USS Cole, which al-Qaeda bombed in Yemen in 2000. photograph: afp/getty
A report details the level of Ireland’s co-operation with the CIA’s programme of secret flights after 9/11
A report this week by the Open Society Justice Initiative, a human-rights advocacy group, details the co-operation that 54 states, including Ireland, afforded the US Central Intelligence Agency in its secret rendition of terror suspects. Among the European countries most implicated in the CIA’s counterterrorism network are Poland, Lithuania and Romania, which allowed the US intelligence service to run secret prisons, or “black sites”, in their territories.
The report, Globalising Torture, provides evidence that Italy, Sweden, Germany and Britain assisted in extrajudicial abductions, participated in follow-up interrogations, or both. Belgium, Spain, Germany, Finland, Denmark and Ireland permitted their airspace and airports to be used for flights associated with rendition flights. Of the pre-2004 EU states, only France, Luxembourg and the Netherlands refused to participate.
By knitting together official sources, court documents and testimony gathered by humans-rights organisations, the report provides the clearest picture yet of Ireland’s role in the so-called war on terror.
Ireland regularly allowed flights associated with the CIA’s rendition programme to stop and refuel at Shannon in the years immediately after the 9/11 attacks. In the largest list compiled to date, the report identifies 136 detainees who were held or transferred illegally by the CIA. It links the apprehension and transfer of three suspects to aircraft and flight schedules that included stopovers at Shannon between 2002 and 2004.
One of the principal sources of evidence against Ireland comes from documents disclosed in a case brought by rendition victims against Jeppesen Dataplan, a US company that provided flight-planning and logistical-support services for CIA flights.
The documents, along with evidence compiled by Amnesty International, indicate the aircraft in which Khaled al-Maqtari, a Yemeni national, was transferred from Baghdad to a black site in Afghanistan refuelled at Shannon airport the day before his transfer.
Al-Maqtari was transferred to Afghanistan on January 21st, 2004, in a Gulfstream V jet, one of the aircraft the CIA uses most frequently for rendition. The evidence indicates the same jet had left Shannon airport on January 20th en route to Baghdad, where it collected al-Maqtari.

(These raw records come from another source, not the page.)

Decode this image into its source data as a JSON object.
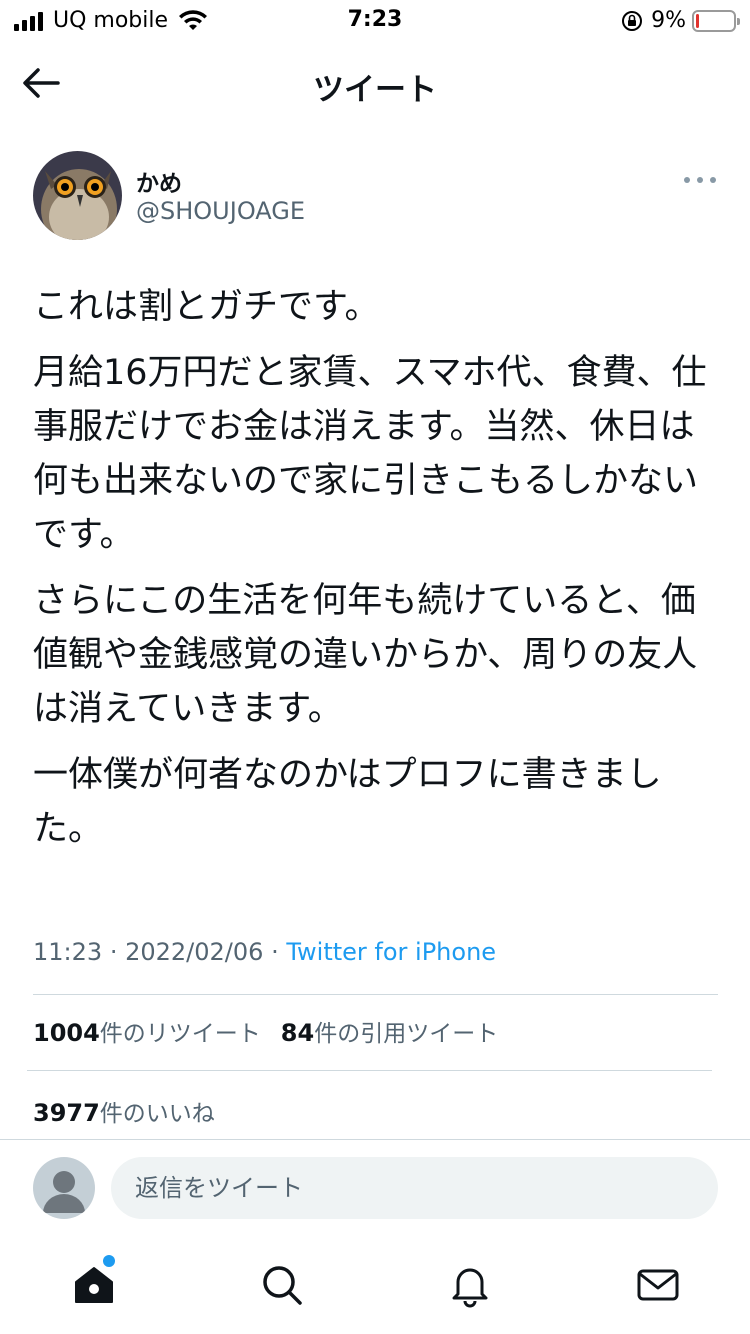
{
  "status_bar": {
    "carrier": "UQ mobile",
    "time": "7:23",
    "battery_percent": "9%",
    "battery_level": 0.09,
    "battery_color": "#e0332e"
  },
  "nav": {
    "title": "ツイート",
    "back_icon": "back-arrow-icon"
  },
  "tweet": {
    "display_name": "かめ",
    "handle": "@SHOUJOAGE",
    "more_icon": "more-horizontal-icon",
    "paragraphs": [
      "これは割とガチです。",
      "月給16万円だと家賃、スマホ代、食費、仕事服だけでお金は消えます。当然、休日は何も出来ないので家に引きこもるしかないです。",
      "さらにこの生活を何年も続けていると、価値観や金銭感覚の違いからか、周りの友人は消えていきます。",
      "一体僕が何者なのかはプロフに書きました。"
    ],
    "time": "11:23",
    "separator": "·",
    "date": "2022/02/06",
    "source": "Twitter for iPhone",
    "source_color": "#1d9bf0",
    "stats": {
      "retweets_count": "1004",
      "retweets_label": "件のリツイート",
      "quotes_count": "84",
      "quotes_label": "件の引用ツイート",
      "likes_count": "3977",
      "likes_label": "件のいいね"
    }
  },
  "reply": {
    "placeholder": "返信をツイート"
  },
  "tab_bar": {
    "items": [
      "home-icon",
      "search-icon",
      "notifications-icon",
      "messages-icon"
    ],
    "accent_color": "#1d9bf0"
  }
}
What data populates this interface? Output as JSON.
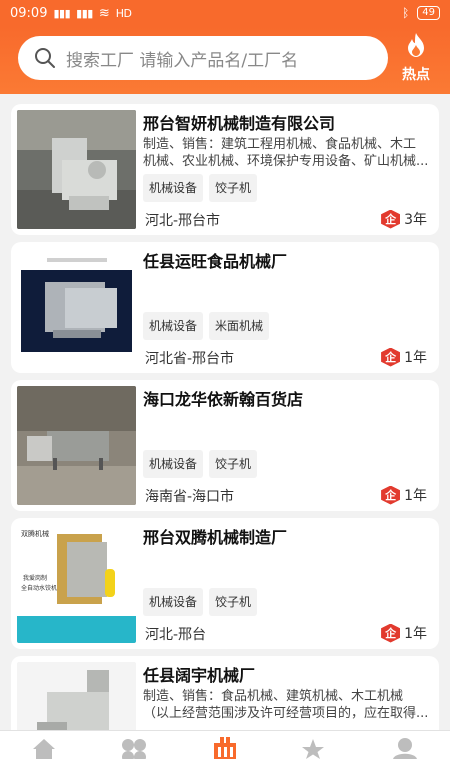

Al-Maqtari had been arrested by US forces in Fallujah earlier that month before being transferred to Abu Ghraib prison as an unregistered “ghost detainee”. In April 2004, he was moved to another secret prison in an unidentified country.
The report said he was held there in “complete isolation” for 28 months before being sent to Yemen, where he was eventually released without charge or trial in May 2007.
US court records from a case involving Richmor Aviation, another company that operated CIA rendition flights, show that at least 13 flights operated by Richmor involving US personnel landed in Ireland between 2002 and 2004. It’s unclear whether detainees were on board during these stopovers. However, Richmor-operated flights were involved in the extraordinary rendition of the Egyptian cleric Abu Omar, suspected by the CIA of involvement with radical Muslim groups.
In February 2003, as he was walking to his mosque in Milan, Omar was allegedly stopped by a police officer and asked for identification before being forced into a van and driven to a Nato air base in Aviano, Italy. From there he was flown to Germany and then to Cairo, where he claims he was tortured for seven months. He was eventually released by an Egyptian court that ruled his detention was “unfounded”.
In September 2012, an Italian court upheld in-absentia criminal convictions for 22 CIA agents and one pilot involved in Abu Omar’s abduction. Omar and his wife have also filed a petition against Italy before the European Court of Human Rights.
There is also suspicion that Richmor-operated flights refuelled at Shannon before transporting Abd al-Nashiri, a Saudi national whom the US believes masterminded the attack on USS Cole in 2000 and who remains in US custody at Guantánamo Bay. Captured by US forces in Dubai in 2002, he was taken to a CIA prison in Afghanistan, and then to Bangkok.
According to a UN report, on December 4th, 2002, the CIA transported al-Nashiri on a chartered flight from Bangkok to a secret CIA detention site in Poland. It is alleged that US interrogators subjected al-Nashiri to a mock execution with a power drill as he stood naked and hooded.
In its report, Open Society bases its evidence of Ireland’s complicity on three high-level reports from the European parliament, the Council of Europe and the UN that expressed serious concern about the country’s “alleged co-operation” in CIA renditions. “There is no doubt that high-ranking Bush administration officials bear responsibility for authorising human-rights violations associated with secret detention and extraordinary rendition, and the impunity that they have enjoyed to date remains a matter of significant concern,” it says.
“But responsibility for these violations does not end with the US. Secret detention and extraordinary rendition operations, designed to be conducted outside the US under cover of secrecy, could not have been implemented without the active participation of foreign governments. These governments too must be held accountable.”